brought her there so early in a fly, and made her show such a
determined front to so great a personage as herself, spoke again.

*' I will tell him you are here ; but you must not blame me
if he does not choose to see you. We don't feel you have be-
haved well about that girl."

'' Letty is my friend. I have behaved to her as if she wore
my sister."

*' You had no business to behave to her as if she were your
sister. You had no right to tempt her down to your level."

*'Is it degradation to earn one's own living ?"

'* You had nothing to do with her. Slie would have done
very well if you had but let her alone."

"Excuse me, ma'am, but I have some right in Letty. I
am sorry to have to assert it, but she would have been dead
long ago if I had behaved to her as you would have me."

" That was all her own fault."

"I will not talk with you about it : you do not know the
circumstances to which I refer. I request to see Mr. Wardour.
I have no time to waste in useless altercation."

Mary was angry, and it did her good ; it made her fitter to
face the harder task before her.

That moment they heard the step of Godfrey approaching
through a long passage in the rear. His mother went into the
parlor, leaving the door, which was close to where Mary stood,
ajar. Godfrey, reaching the hall, saw Mary, and came up to
her with a formal bow, and a face flushed with displeasure.

"May I speak to you alone, Mr. Wardour ?" said Mary.


**Can you not say what you have to say here ?"

*^It is impossible."

"Then I am curious to know — "

**Let your curiosity plead for me, then.''

With a sigh of impatience lie yielded, and led tlie wav to
the drawing-room, which was at the other end of the hall.
Mary turned and shut the door he left open.

'^"\Vhy all this mystery, Miss Marston ?" he said. '' I am
not aware of anything between you and me that can require

lie spoke with unconcealed sconi.

"When 1 have made my communication, you will at least
allow secrecy to have been necessary."

"Some objects may require it I" said Wanloiir, m a tone
itself an insult.

" ^Ir. Wardour," returned Mary, '* 1 am here for voiir sake,
not my own. May I beg you will not render a painful duty yet
more difficult ?"

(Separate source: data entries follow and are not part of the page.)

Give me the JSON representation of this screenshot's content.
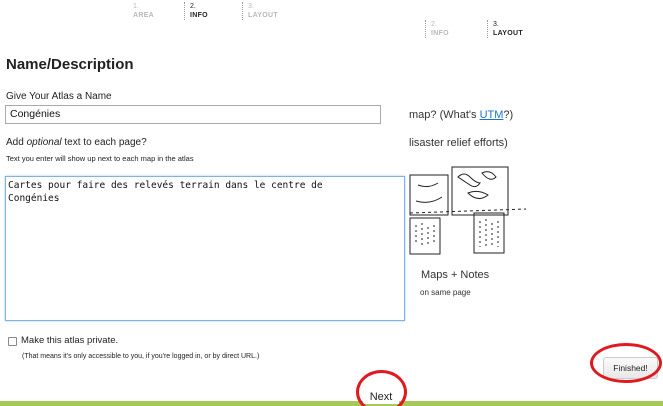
{
  "wizard_steps_top": [
    {
      "num": "1.",
      "label": "AREA",
      "state": "dim"
    },
    {
      "num": "2.",
      "label": "INFO",
      "state": "active"
    },
    {
      "num": "3.",
      "label": "LAYOUT",
      "state": "dim"
    }
  ],
  "wizard_steps_right": [
    {
      "num": "2.",
      "label": "INFO",
      "state": "dim"
    },
    {
      "num": "3.",
      "label": "LAYOUT",
      "state": "active"
    }
  ],
  "background": {
    "utm_prefix": "map? (What's ",
    "utm_link": "UTM",
    "utm_suffix": "?)",
    "relief_text": "lisaster relief efforts)",
    "maps_notes_title": "Maps + Notes",
    "maps_notes_sub": "on same page"
  },
  "form": {
    "title": "Name/Description",
    "name_label": "Give Your Atlas a Name",
    "name_value": "Congénies",
    "text_label_pre": "Add ",
    "text_label_em": "optional",
    "text_label_post": " text to each page?",
    "text_hint": "Text you enter will show up next to each map in the atlas",
    "text_value": "Cartes pour faire des relevés terrain dans le centre de\nCongénies",
    "private_label": "Make this atlas private.",
    "private_note": "(That means it's only accessible to you, if you're logged in, or by direct URL.)"
  },
  "buttons": {
    "finished": "Finished!",
    "next": "Next"
  },
  "colors": {
    "annotation_ring": "#e0191f",
    "link": "#1a73c9",
    "bottom_bar": "#a6c95a",
    "focus_border": "#7fb2e5"
  }
}
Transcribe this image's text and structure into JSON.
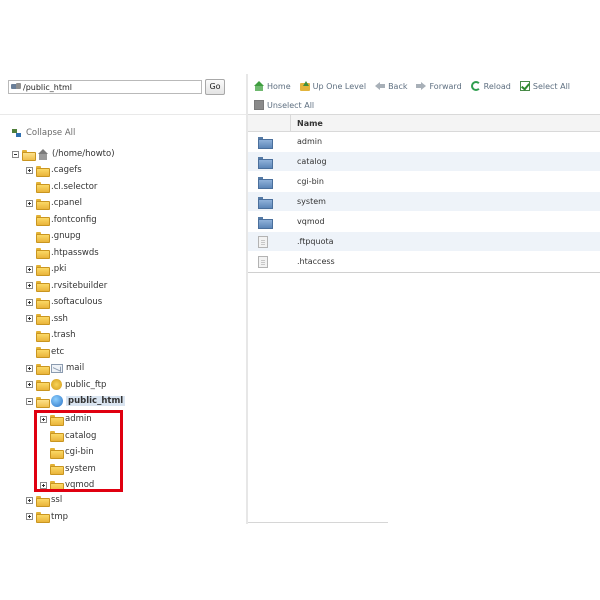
{
  "path_bar": {
    "path_value": "/public_html",
    "go_label": "Go"
  },
  "tree": {
    "collapse_label": "Collapse All",
    "root_label": "(/home/howto)",
    "items": [
      {
        "label": ".cagefs",
        "expander": "plus",
        "icon": "folder-icon"
      },
      {
        "label": ".cl.selector",
        "expander": "none",
        "icon": "folder-icon"
      },
      {
        "label": ".cpanel",
        "expander": "plus",
        "icon": "folder-icon"
      },
      {
        "label": ".fontconfig",
        "expander": "none",
        "icon": "folder-icon"
      },
      {
        "label": ".gnupg",
        "expander": "none",
        "icon": "folder-icon"
      },
      {
        "label": ".htpasswds",
        "expander": "none",
        "icon": "folder-icon"
      },
      {
        "label": ".pki",
        "expander": "plus",
        "icon": "folder-icon"
      },
      {
        "label": ".rvsitebuilder",
        "expander": "plus",
        "icon": "folder-icon"
      },
      {
        "label": ".softaculous",
        "expander": "plus",
        "icon": "folder-icon"
      },
      {
        "label": ".ssh",
        "expander": "plus",
        "icon": "folder-icon"
      },
      {
        "label": ".trash",
        "expander": "none",
        "icon": "folder-icon"
      },
      {
        "label": "etc",
        "expander": "none",
        "icon": "folder-icon"
      },
      {
        "label": "mail",
        "expander": "plus",
        "icon": "mail-icon"
      },
      {
        "label": "public_ftp",
        "expander": "plus",
        "icon": "ftp-icon"
      },
      {
        "label": "public_html",
        "expander": "minus",
        "icon": "globe-icon",
        "selected": true
      },
      {
        "label": "ssl",
        "expander": "plus",
        "icon": "folder-icon"
      },
      {
        "label": "tmp",
        "expander": "plus",
        "icon": "folder-icon"
      }
    ],
    "public_html_children": [
      {
        "label": "admin",
        "expander": "plus"
      },
      {
        "label": "catalog",
        "expander": "none"
      },
      {
        "label": "cgi-bin",
        "expander": "none"
      },
      {
        "label": "system",
        "expander": "none"
      },
      {
        "label": "vqmod",
        "expander": "plus"
      }
    ],
    "highlight_color": "#e00010"
  },
  "toolbar": {
    "home": "Home",
    "up_one_level": "Up One Level",
    "back": "Back",
    "forward": "Forward",
    "reload": "Reload",
    "select_all": "Select All",
    "unselect_all": "Unselect All"
  },
  "table": {
    "column_name": "Name",
    "rows": [
      {
        "name": "admin",
        "type": "folder"
      },
      {
        "name": "catalog",
        "type": "folder"
      },
      {
        "name": "cgi-bin",
        "type": "folder"
      },
      {
        "name": "system",
        "type": "folder"
      },
      {
        "name": "vqmod",
        "type": "folder"
      },
      {
        "name": ".ftpquota",
        "type": "file"
      },
      {
        "name": ".htaccess",
        "type": "file"
      }
    ]
  }
}
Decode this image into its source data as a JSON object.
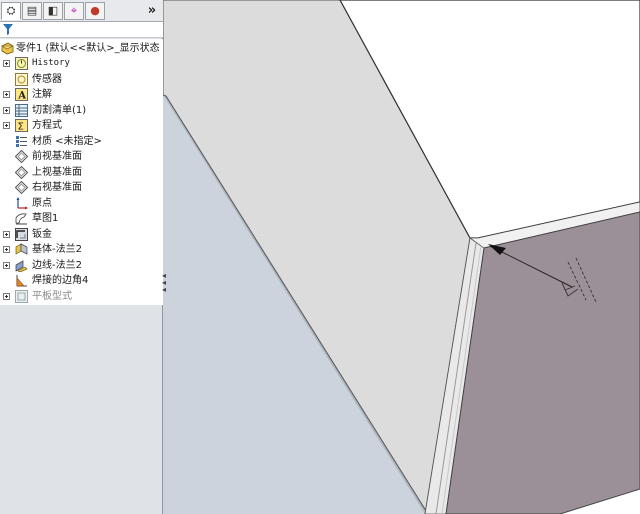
{
  "tabs": [
    {
      "name": "feature-manager-tab",
      "icon": "feature-tree-icon",
      "glyph": "⛭",
      "active": true
    },
    {
      "name": "property-manager-tab",
      "icon": "property-icon",
      "glyph": "▤",
      "active": false
    },
    {
      "name": "configuration-manager-tab",
      "icon": "configuration-icon",
      "glyph": "◧",
      "active": false
    },
    {
      "name": "dimxpert-tab",
      "icon": "crosshair-icon",
      "glyph": "⌖",
      "active": false
    },
    {
      "name": "display-manager-tab",
      "icon": "appearance-icon",
      "glyph": "●",
      "active": false
    }
  ],
  "tabs_expand": "»",
  "filter": {
    "placeholder": ""
  },
  "tree": {
    "root": {
      "label": "零件1  (默认<<默认>_显示状态"
    },
    "items": [
      {
        "label": "History",
        "expander": true,
        "icon": "history-icon",
        "mono": true
      },
      {
        "label": "传感器",
        "expander": false,
        "icon": "sensor-icon"
      },
      {
        "label": "注解",
        "expander": true,
        "icon": "annotation-icon",
        "glyph": "A"
      },
      {
        "label": "切割清单(1)",
        "expander": true,
        "icon": "cut-list-icon"
      },
      {
        "label": "方程式",
        "expander": true,
        "icon": "equation-icon",
        "glyph": "Σ"
      },
      {
        "label": "材质 <未指定>",
        "expander": false,
        "icon": "material-icon"
      },
      {
        "label": "前视基准面",
        "expander": false,
        "icon": "plane-icon"
      },
      {
        "label": "上视基准面",
        "expander": false,
        "icon": "plane-icon"
      },
      {
        "label": "右视基准面",
        "expander": false,
        "icon": "plane-icon"
      },
      {
        "label": "原点",
        "expander": false,
        "icon": "origin-icon"
      },
      {
        "label": "草图1",
        "expander": false,
        "icon": "sketch-icon"
      },
      {
        "label": "钣金",
        "expander": true,
        "icon": "sheet-metal-icon"
      },
      {
        "label": "基体-法兰2",
        "expander": true,
        "icon": "base-flange-icon"
      },
      {
        "label": "边线-法兰2",
        "expander": true,
        "icon": "edge-flange-icon"
      },
      {
        "label": "焊接的边角4",
        "expander": false,
        "icon": "welded-corner-icon"
      },
      {
        "label": "平板型式",
        "expander": true,
        "icon": "flat-pattern-icon",
        "disabled": true
      }
    ]
  },
  "colors": {
    "panel_bg": "#dfe3e8",
    "part_face_light": "#ffffff",
    "part_face_grey": "#dcdcdc",
    "part_face_dark": "#9b9098",
    "background_band": "#ccd3dc"
  }
}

"May / beg, then, that you will be as brief as possible ? I
Mill more than doubtful whether what you have to say will seem
to me of so much con

Online LibraryGeorge MacDonaldMary Marston. A novel → online text (page 35 of 40)